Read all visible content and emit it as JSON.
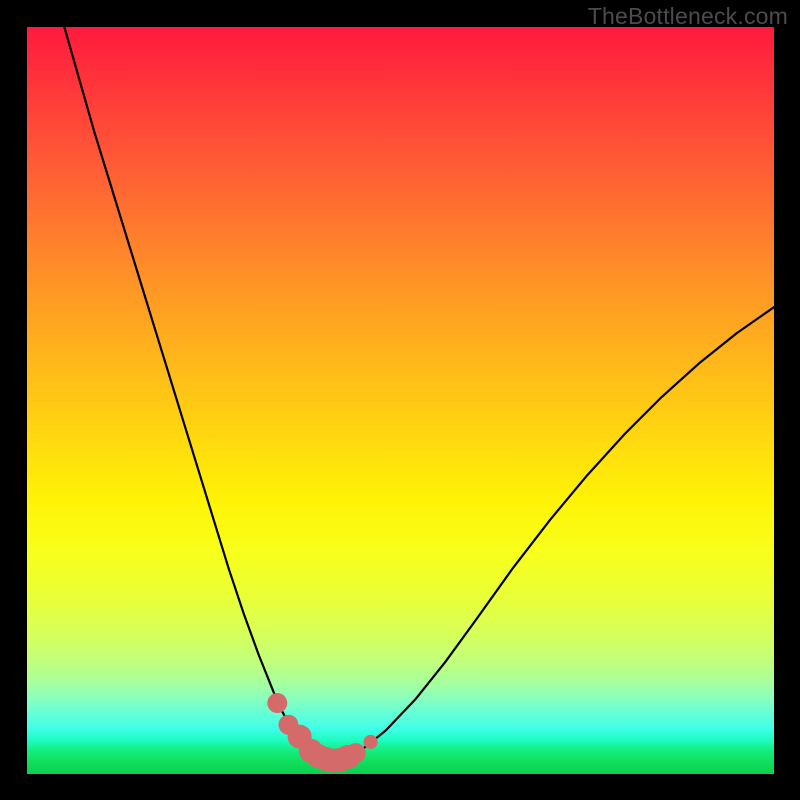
{
  "watermark": "TheBottleneck.com",
  "colors": {
    "page_bg": "#000000",
    "gradient_top": "#ff1a3d",
    "gradient_mid": "#fff205",
    "gradient_bottom": "#0ed050",
    "curve_stroke": "#000000",
    "marker_fill": "#d46a6a",
    "marker_stroke": "#d46a6a"
  },
  "chart_data": {
    "type": "line",
    "title": "",
    "xlabel": "",
    "ylabel": "",
    "xlim": [
      0,
      100
    ],
    "ylim": [
      0,
      100
    ],
    "grid": false,
    "legend": false,
    "series": [
      {
        "name": "bottleneck-curve",
        "x": [
          5,
          7,
          9,
          11,
          13,
          15,
          17,
          19,
          21,
          23,
          25,
          27,
          29,
          31,
          33,
          34,
          35,
          36,
          37,
          38,
          39,
          40,
          41,
          42,
          43,
          45,
          48,
          52,
          56,
          60,
          65,
          70,
          75,
          80,
          85,
          90,
          95,
          100
        ],
        "y": [
          100,
          93,
          86,
          79.5,
          73,
          66.5,
          60,
          53.5,
          47,
          40.5,
          34,
          27.5,
          21.5,
          16,
          11,
          8.7,
          6.8,
          5.2,
          4.0,
          3.1,
          2.4,
          2.0,
          1.8,
          1.9,
          2.3,
          3.4,
          5.8,
          10.0,
          15.0,
          20.5,
          27.5,
          34.0,
          40.0,
          45.5,
          50.5,
          55.0,
          59.0,
          62.5
        ]
      }
    ],
    "markers": {
      "name": "bottleneck-min-points",
      "x": [
        33.5,
        35.0,
        36.5,
        38.0,
        39.0,
        40.0,
        41.0,
        42.0,
        43.0,
        44.0,
        46.0
      ],
      "y": [
        9.5,
        6.6,
        5.0,
        3.1,
        2.4,
        2.0,
        1.8,
        1.9,
        2.3,
        2.8,
        4.3
      ],
      "r": [
        10,
        10,
        12,
        12,
        12,
        12,
        12,
        12,
        12,
        10,
        7
      ]
    }
  }
}
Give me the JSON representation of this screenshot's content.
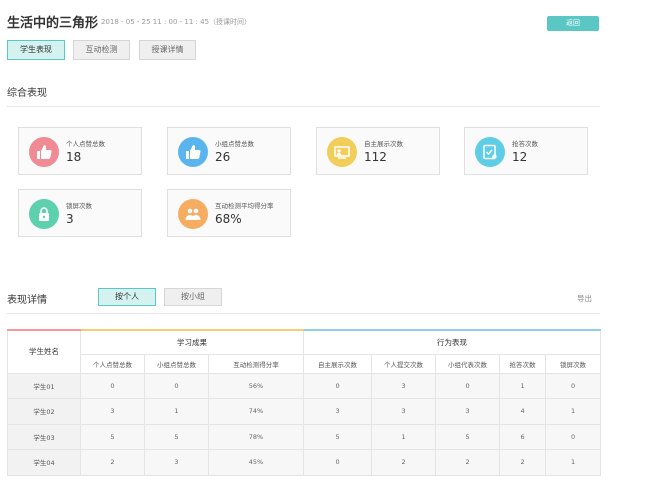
{
  "header": {
    "title": "生活中的三角形",
    "time": "2018 - 05 - 25   11 : 00 - 11 : 45（授课时间）",
    "back_label": "返回"
  },
  "tabs": [
    {
      "label": "学生表现",
      "active": true
    },
    {
      "label": "互动检测",
      "active": false
    },
    {
      "label": "授课详情",
      "active": false
    }
  ],
  "summary": {
    "title": "综合表现",
    "cards": [
      {
        "label": "个人点赞总数",
        "value": "18",
        "icon": "thumbs-up-icon",
        "color": "#f08a95"
      },
      {
        "label": "小组点赞总数",
        "value": "26",
        "icon": "thumbs-up-icon",
        "color": "#5ab4ee"
      },
      {
        "label": "自主展示次数",
        "value": "112",
        "icon": "presentation-icon",
        "color": "#f1cd5a"
      },
      {
        "label": "抢答次数",
        "value": "12",
        "icon": "answer-sheet-icon",
        "color": "#5fcde6"
      },
      {
        "label": "锁屏次数",
        "value": "3",
        "icon": "lock-icon",
        "color": "#5dd0ae"
      },
      {
        "label": "互动检测平均得分率",
        "value": "68%",
        "icon": "group-icon",
        "color": "#f6ad62"
      }
    ]
  },
  "details": {
    "title": "表现详情",
    "toggle_person": "按个人",
    "toggle_group": "按小组",
    "export_label": "导出",
    "table": {
      "name_header": "学生姓名",
      "group_learning": "学习成果",
      "group_behavior": "行为表现",
      "columns": [
        "个人点赞总数",
        "小组点赞总数",
        "互动检测得分率",
        "自主展示次数",
        "个人提交次数",
        "小组代表次数",
        "抢答次数",
        "锁屏次数"
      ],
      "rows": [
        {
          "name": "学生01",
          "cells": [
            "0",
            "0",
            "56%",
            "0",
            "3",
            "0",
            "1",
            "0"
          ]
        },
        {
          "name": "学生02",
          "cells": [
            "3",
            "1",
            "74%",
            "3",
            "3",
            "3",
            "4",
            "1"
          ]
        },
        {
          "name": "学生03",
          "cells": [
            "5",
            "5",
            "78%",
            "5",
            "1",
            "5",
            "6",
            "0"
          ]
        },
        {
          "name": "学生04",
          "cells": [
            "2",
            "3",
            "45%",
            "0",
            "2",
            "2",
            "2",
            "1"
          ]
        }
      ]
    }
  }
}
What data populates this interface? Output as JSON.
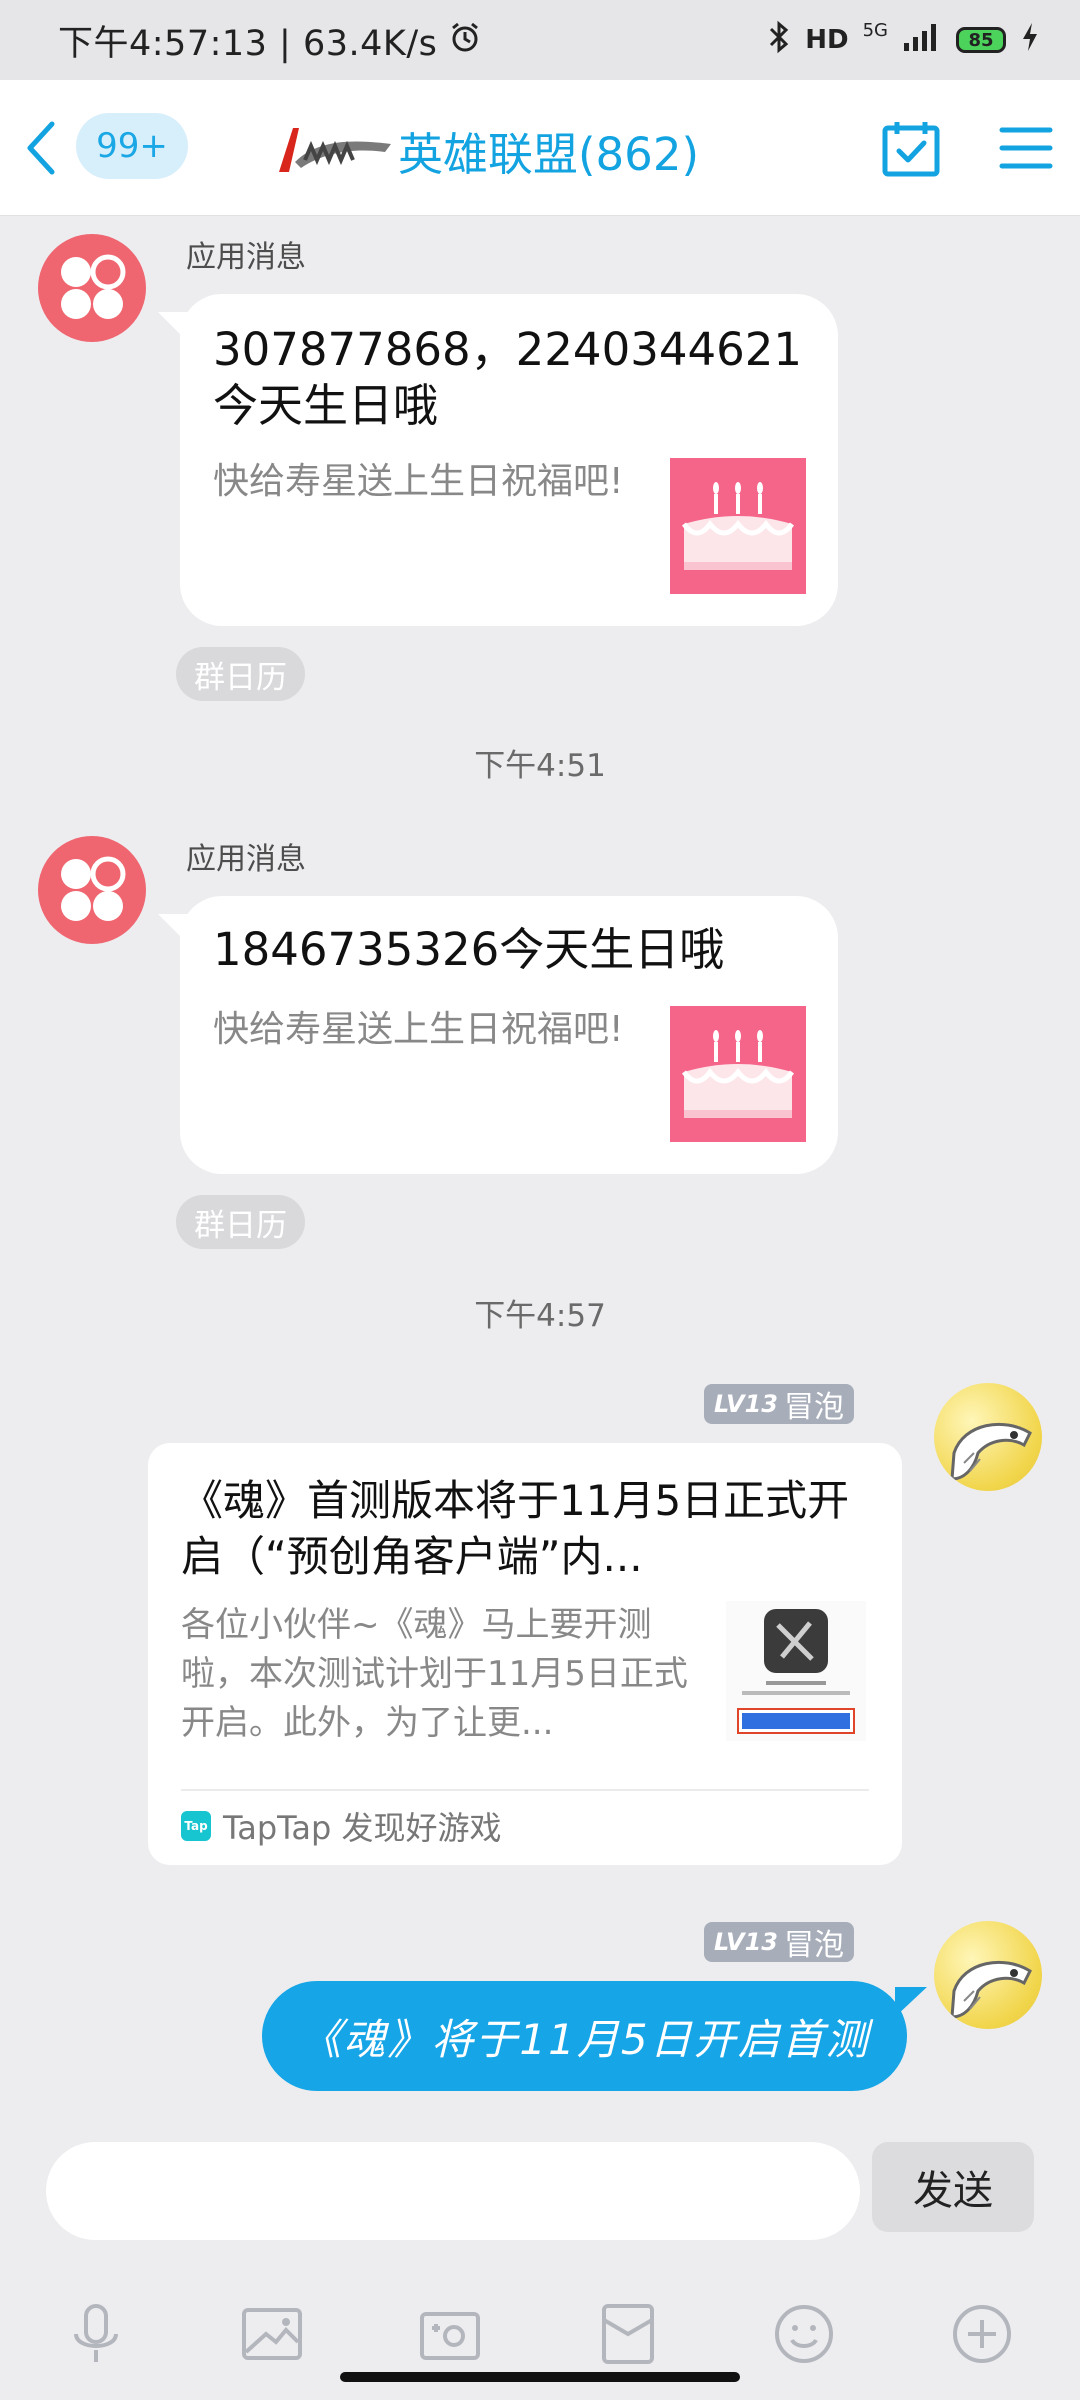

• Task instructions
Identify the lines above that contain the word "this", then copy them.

• Exercise result
Give me the JSON representation of this screenshot's content.
What data populates this interface? Output as JSON.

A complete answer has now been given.